"The Artist," an almost entirely silent movie shot in black-and-white and made in the same way as movies were before the "talkies," has captured the hearts of Hollywood award voters and critics this year with its tale of a silent-era star and his romance with a budding actress.
Along with best film musical or comedy, it earned nods for its star, French actor Jean Dujardin, supporting actress Berenice Bejo, director and writer Michel Hazanavicus and musical score, and the media exposure it will earn from being the top Golden Globes nominee should lure fans to box offices.
"The Descendants" and "The Help," similarly have wowed critics, and both films boosted their chances at Oscars by a strong showing at Thursday's Golden Globe nominees.
Along with best film drama, "Descendants" scored nominations for Clooney as best actor and Alexander Payne for directing and writing, among its honors. "The Help" earned several of its other nominations in acting categories including Viola Davis for best actress in a drama and Octavia Spencer and Jessica Chastain for supporting actress.
Joining Davis in the race for best dramatic actress are perennial favorite Meryl Streep portraying Margaret Thatcher in "The Iron Lady," Glenn Close playing a woman masquerading as a male butler in "Albert Nobbs," newcomer Rooney Mara for "The Girl with the Dragon Tattoo and Tilda Swinton in dark film, "We Need to Talk About Kevin."
In the race for best dramatic actor, Clooney will square off against Leonardo DiCaprio as FBI boss J. Edgar Hoover in "J. Edgar," Michael Fassbender portraying a sex addict in "Shame," Brad Pitt in "Moneyball" and Ryan Gosling for "The Ides of March."
In another key category, best director, Payne and Hazanavicius take on masters Scorsese ("Hugo") and Allen ("Midnight in Paris,") along with Clooney for political film "The Ides of March."
Foreign language film nominees were Angelina Jolie's Bosnian war movie "In the Land of Blood and Honey," Chinese movie "The Flowers of War," Belgian film "The Kid with a Bike," Iran's "A Separation," and Spanish movie "The Skin I Live In."

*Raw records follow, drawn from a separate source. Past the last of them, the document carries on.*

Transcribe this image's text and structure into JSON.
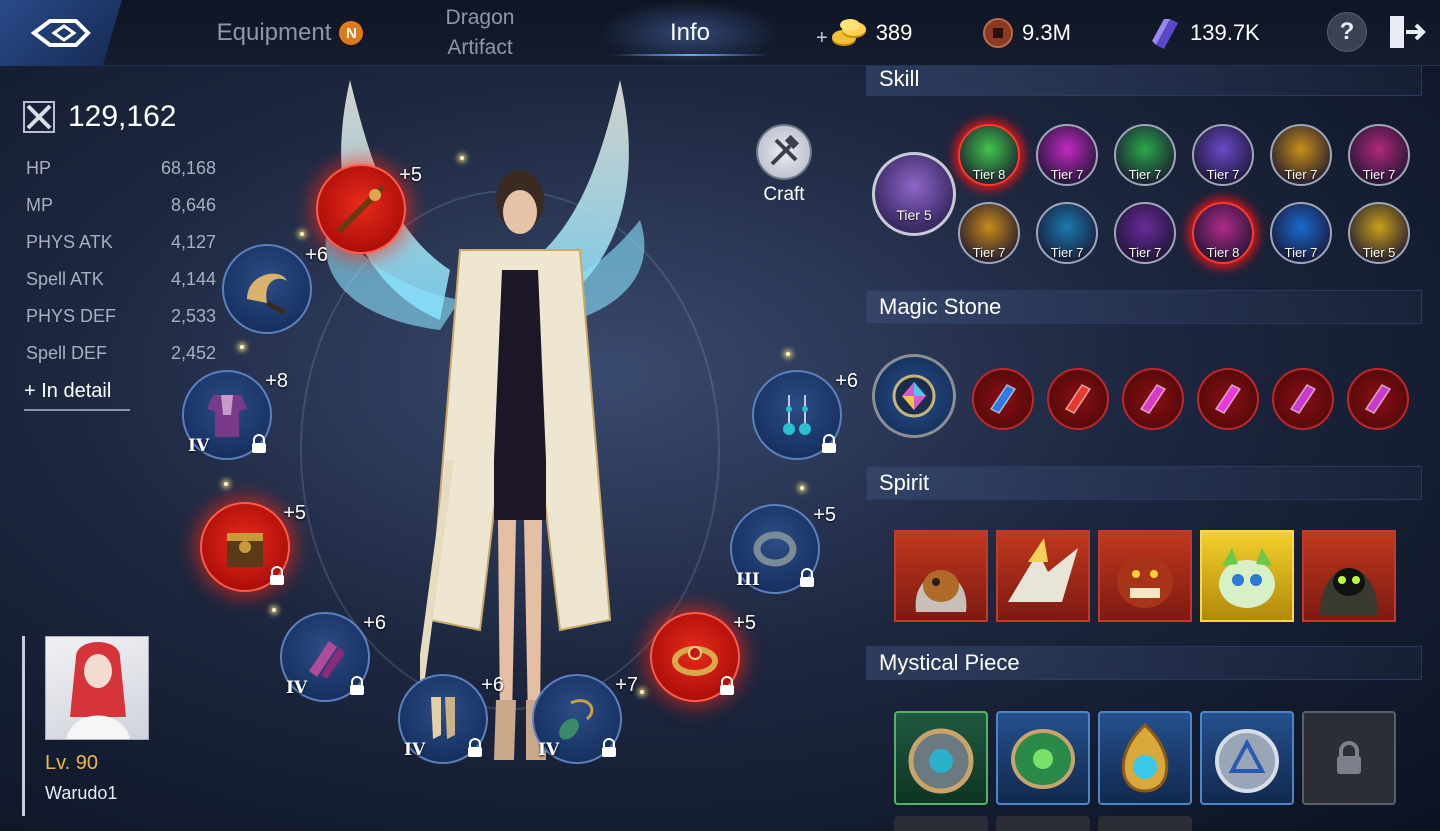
{
  "topbar": {
    "tabs": [
      {
        "label": "Equipment",
        "badge": "N"
      },
      {
        "label_line1": "Dragon",
        "label_line2": "Artifact"
      },
      {
        "label": "Info",
        "active": true
      }
    ],
    "currency": {
      "gold": "389",
      "coin": "9.3M",
      "gem": "139.7K"
    },
    "help_label": "?"
  },
  "stats": {
    "combat_power": "129,162",
    "rows": [
      {
        "label": "HP",
        "value": "68,168"
      },
      {
        "label": "MP",
        "value": "8,646"
      },
      {
        "label": "PHYS ATK",
        "value": "4,127"
      },
      {
        "label": "Spell ATK",
        "value": "4,144"
      },
      {
        "label": "PHYS DEF",
        "value": "2,533"
      },
      {
        "label": "Spell DEF",
        "value": "2,452"
      }
    ],
    "detail_link": "+ In detail"
  },
  "equipment": {
    "slots": [
      {
        "name": "staff",
        "plus": "+5",
        "roman": "",
        "red": true,
        "locked": false
      },
      {
        "name": "horn",
        "plus": "+6",
        "roman": "",
        "red": false,
        "locked": false
      },
      {
        "name": "armor",
        "plus": "+8",
        "roman": "IV",
        "red": false,
        "locked": true
      },
      {
        "name": "belt",
        "plus": "+5",
        "roman": "",
        "red": true,
        "locked": true
      },
      {
        "name": "gloves",
        "plus": "+6",
        "roman": "IV",
        "red": false,
        "locked": true
      },
      {
        "name": "boots",
        "plus": "+6",
        "roman": "IV",
        "red": false,
        "locked": true
      },
      {
        "name": "necklace",
        "plus": "+7",
        "roman": "IV",
        "red": false,
        "locked": true
      },
      {
        "name": "ring-red",
        "plus": "+5",
        "roman": "",
        "red": true,
        "locked": true
      },
      {
        "name": "ring",
        "plus": "+5",
        "roman": "III",
        "red": false,
        "locked": true
      },
      {
        "name": "earrings",
        "plus": "+6",
        "roman": "",
        "red": false,
        "locked": true
      }
    ],
    "craft_label": "Craft"
  },
  "character": {
    "level": "Lv. 90",
    "name": "Warudo1"
  },
  "skill": {
    "title": "Skill",
    "main_tier": "Tier 5",
    "icons": [
      {
        "tier": "Tier 8",
        "hot": true,
        "color": "#3fc84a"
      },
      {
        "tier": "Tier 7",
        "hot": false,
        "color": "#c02ac0"
      },
      {
        "tier": "Tier 7",
        "hot": false,
        "color": "#2aa84a"
      },
      {
        "tier": "Tier 7",
        "hot": false,
        "color": "#6a4ac8"
      },
      {
        "tier": "Tier 7",
        "hot": false,
        "color": "#c8901a"
      },
      {
        "tier": "Tier 7",
        "hot": false,
        "color": "#b0287a"
      },
      {
        "tier": "Tier 7",
        "hot": false,
        "color": "#c88a1a"
      },
      {
        "tier": "Tier 7",
        "hot": false,
        "color": "#1a7ab0"
      },
      {
        "tier": "Tier 7",
        "hot": false,
        "color": "#6a2a9a"
      },
      {
        "tier": "Tier 8",
        "hot": true,
        "color": "#b02a8a"
      },
      {
        "tier": "Tier 7",
        "hot": false,
        "color": "#1a6ad0"
      },
      {
        "tier": "Tier 5",
        "hot": false,
        "color": "#c8a01a"
      }
    ]
  },
  "magic_stone": {
    "title": "Magic Stone",
    "stones": [
      {
        "color": "#2a7ae8"
      },
      {
        "color": "#e83a2a"
      },
      {
        "color": "#d83ac8"
      },
      {
        "color": "#e83ad8"
      },
      {
        "color": "#c83ad0"
      },
      {
        "color": "#c83ac8"
      }
    ]
  },
  "spirit": {
    "title": "Spirit"
  },
  "mystical_piece": {
    "title": "Mystical Piece"
  }
}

The Golden Globe Awards will be given out in a gala ceremony on Jan. 15, hosted by British comedian Ricky Gervais and telecast live on the NBC network.
Last year, Gervais ruffled many of the actors in the audience and members of the HFPA with some sarcastic jokes about the reputation of the awards show, but was invited back to emcee the event again this year.
HFPA president Takla-O'Reilly made light of last year's performance at the nominations on Thursday, calling Gervais a "naughty, naughty schoolboy."
(Additional reporting by Piya Sinha-Roy; Editing by Sandra Maler)